“And you only really learn when you play regularly. If you make a mistake on Wednesday then you can try and rectify it on Friday and Sunday. Consistency of playing leads to better performances.”

Confidence and consistent performances are certainly also products of having the same team together for a while, and Shamsi is looking forward to the T20 squad playing some regular cricket ahead of the World Cup in October/November.

Tabraiz Shamsi

Tabraiz Shamsi in action for the Proteas T20 team. Picture: Gallo Images

South Africa will play five T20s against the West Indies and three versus Ireland on their tour, as well as having series against Sri Lanka and India lined up.

“It will be nice to go into the T20 World Cup with some confidence, but it is five months away so I just want to keep improving and hopefully I’ll be in even better form then after quite a good last season,” Shamsi said.

“The World Cup will be in the sub-continent so this is a nice opportunity to fine-tune and come up with and perfect game-plans where the pitches are normally slow.
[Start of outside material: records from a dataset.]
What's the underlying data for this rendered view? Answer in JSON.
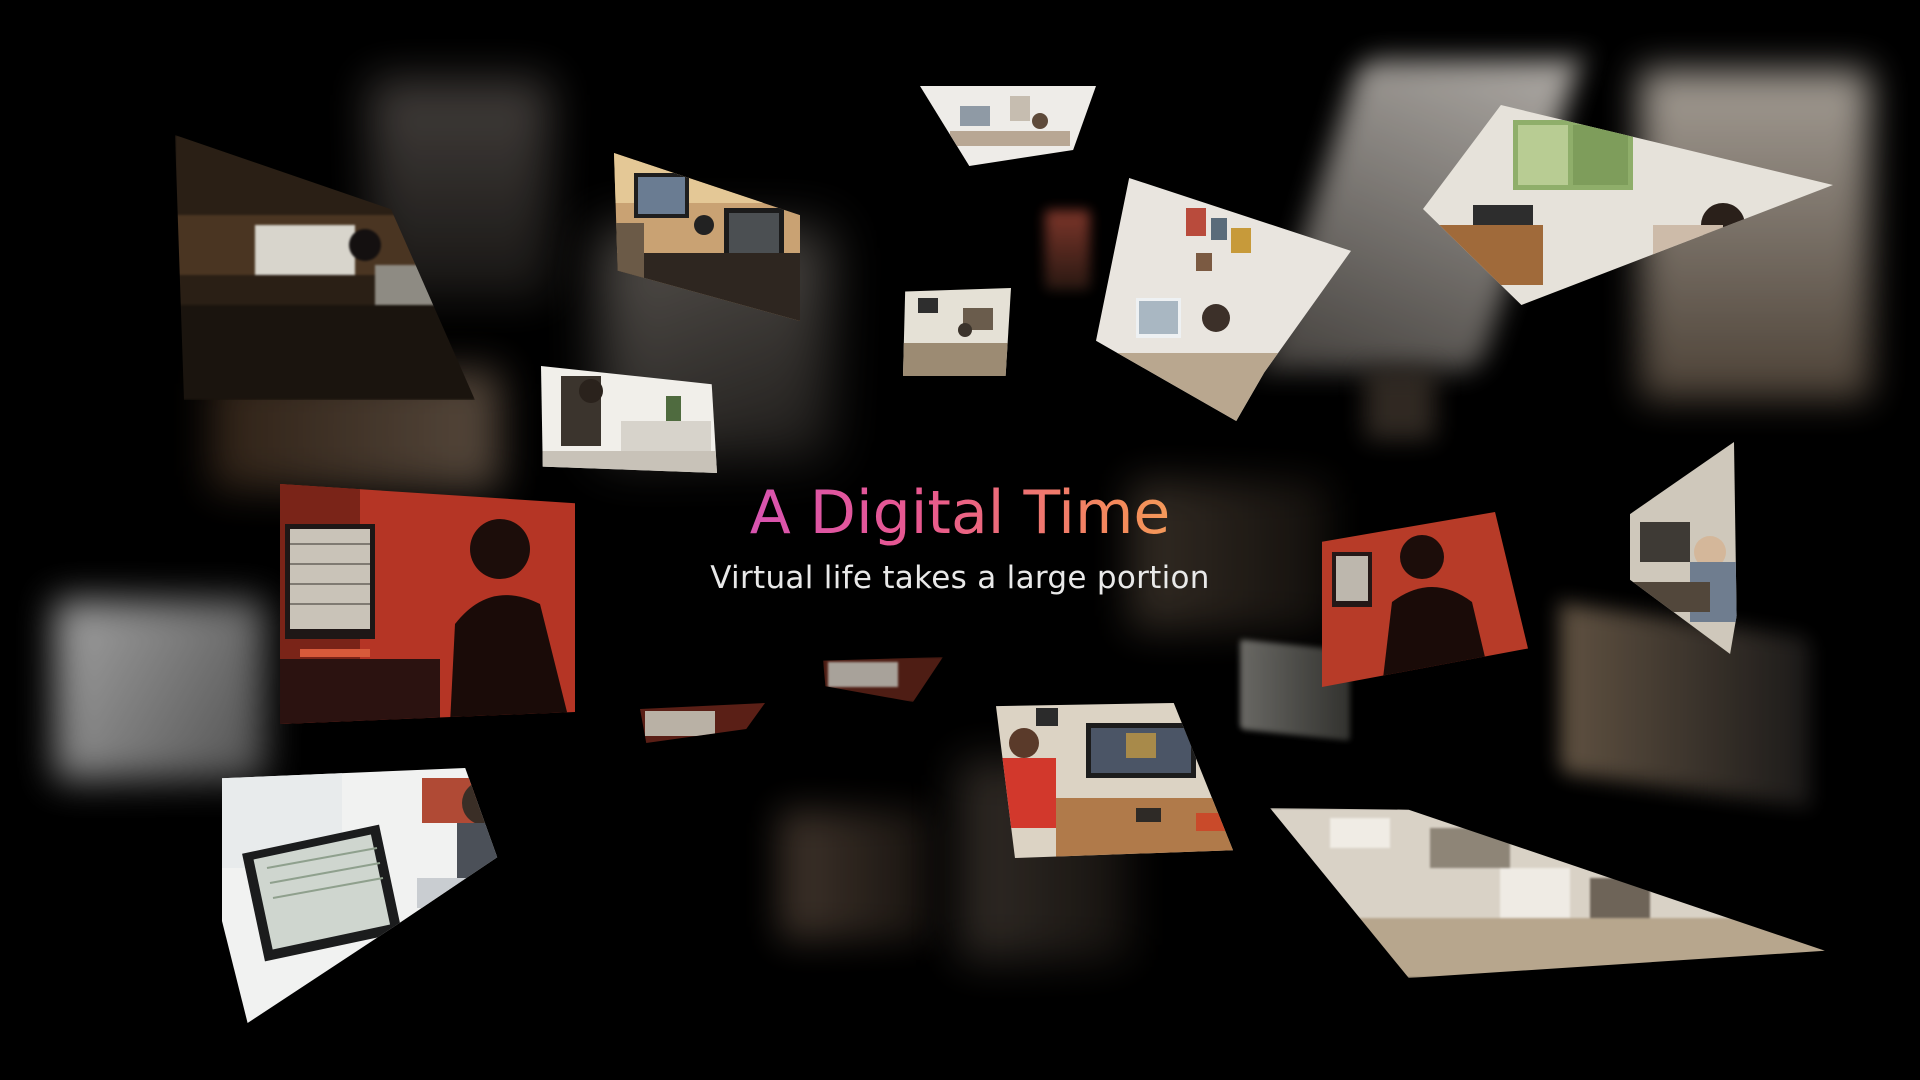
{
  "slide": {
    "title": "A Digital Time",
    "subtitle": "Virtual life takes a large portion",
    "title_gradient": [
      "#c54fd4",
      "#e8588f",
      "#f48a5a",
      "#f4d35a"
    ],
    "background": "#000000"
  },
  "photos": [
    {
      "name": "photo-dark-office-monitor"
    },
    {
      "name": "photo-desk-two-monitors"
    },
    {
      "name": "photo-white-desk-top"
    },
    {
      "name": "photo-small-desk-room"
    },
    {
      "name": "photo-person-desk-plant"
    },
    {
      "name": "photo-bright-studio-wall"
    },
    {
      "name": "photo-window-desk-man"
    },
    {
      "name": "photo-red-room-silhouette"
    },
    {
      "name": "photo-right-red-silhouette"
    },
    {
      "name": "photo-right-desk-person"
    },
    {
      "name": "photo-man-spreadsheet"
    },
    {
      "name": "photo-man-red-shirt-editing"
    },
    {
      "name": "photo-bottom-right-room"
    }
  ]
}
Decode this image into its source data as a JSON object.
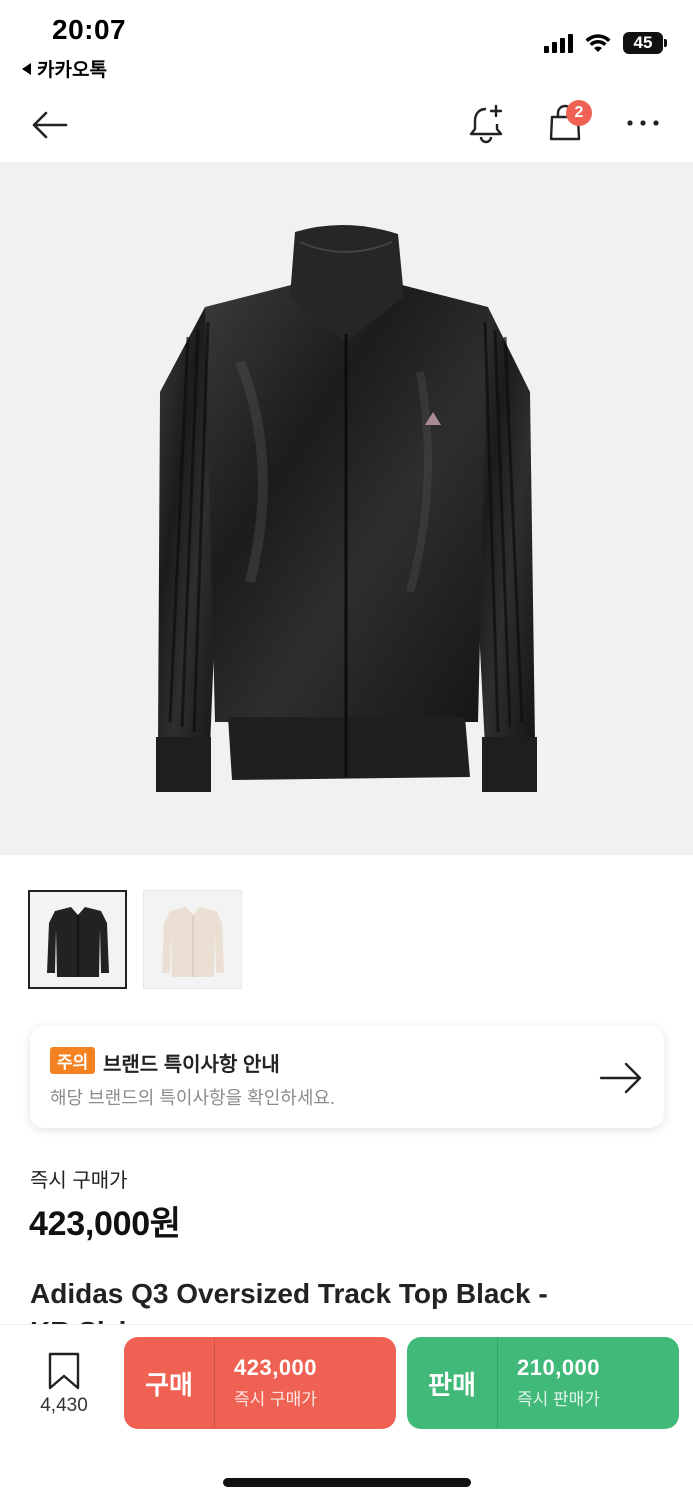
{
  "status_bar": {
    "time": "20:07",
    "back_app": "카카오톡",
    "battery": "45"
  },
  "header": {
    "icons": [
      "back-arrow-icon",
      "bell-plus-icon",
      "shopping-bag-icon",
      "more-icon"
    ],
    "cart_count": "2"
  },
  "notice": {
    "badge": "주의",
    "title": "브랜드 특이사항 안내",
    "description": "해당 브랜드의 특이사항을 확인하세요."
  },
  "price": {
    "label": "즉시 구매가",
    "value": "423,000원"
  },
  "product": {
    "name_line1": "Adidas Q3 Oversized Track Top Black -",
    "name_line2": "KR Sizing"
  },
  "bottom_bar": {
    "wish_count": "4,430",
    "buy": {
      "label": "구매",
      "price": "423,000",
      "sub": "즉시 구매가"
    },
    "sell": {
      "label": "판매",
      "price": "210,000",
      "sub": "즉시 판매가"
    }
  },
  "colors": {
    "buy": "#ef6253",
    "sell": "#41b979",
    "notice_badge": "#f58220",
    "cart_badge": "#ef6253"
  }
}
“We may get the same conditions at the World Cup so we want tough games now.”